Grundy County specialty farm harvests heirloom grains for modern customers

Brian Severson and his family. (Photo provided by Brian Severson)

Brian Severson’s farming methods and crops reflect his Norwegian ancestors while offering tastes of the past with heirloom grains and grain products.

A fifth-generation Grundy County farmer, Severson and his family operate Heirloom Organic Grains and Flours near Dwight. Visit their website or the farm’s Instagram account. Brian and Karen Severson grow diverse organic and non-GMO crops that include popcorn, various food corns, wheat, oats, peas, soybeans, buckwheat and sunflowers.

“We’re finding the old grains that people had lost. There are differences in what they grew a century ago,” Severson told FarmWeek.

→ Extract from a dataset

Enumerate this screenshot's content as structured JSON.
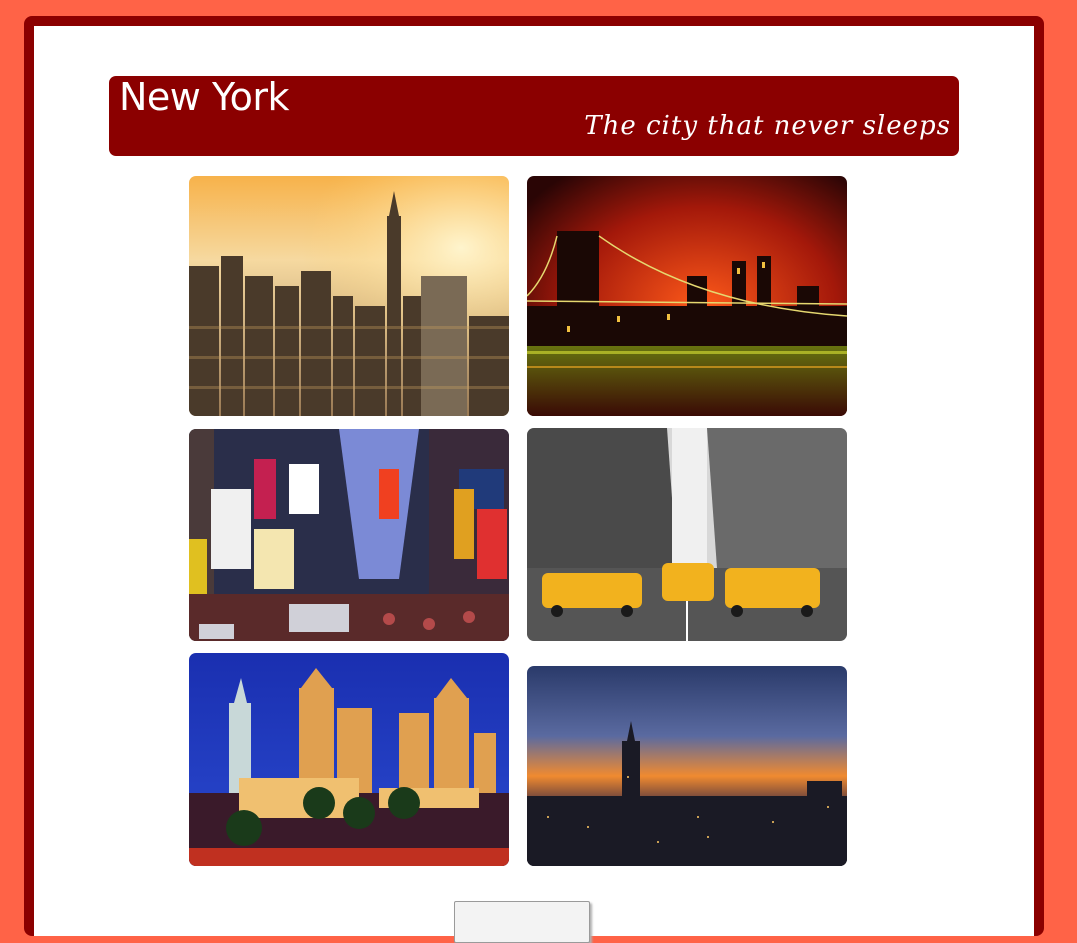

The Seversons also operate an on-farm stone grist mill and roller mill to process their grains into various flours, meals and rolled oats. Their rolled oats and Pennsylvania Dutch butter-flavor popcorn are among the top-selling products. Other popular products are all-purpose flour and red flour. Online ordering offers convenience for customers who don’t live nearby.

When the COVID-19 pandemic happened, the Seversons found their products in demand with increased interest in local food and many people cooking at home.

“When it happened, everybody was staying home and baking,” Severson said. Heirloom Organic had difficulty keeping up with all the orders, especially for flour that was in short supply elsewhere. Demand and orders have slowed some since then, he added.

The farm’s markets have shifted with the business restrictions. The wholesale market to restaurants dropped, while Heirloom Organic added some new store customers. The farm also gained some subscription farms when community supported agriculture operations added flour to their customers’ weekly shares.

As for his products going directly to customers’ tables, “it’s really nice seeing the emails from people who order,” Severson said.

The farm’s future seedlings are growing in the footprints of great-great grandpa Lars Severson who immigrated in 1866.

“We’re a small family farm,” Severson said. “I have two sons and a daughter who want to come back and participate in it. I enjoy farming more like my grandpa farmed.”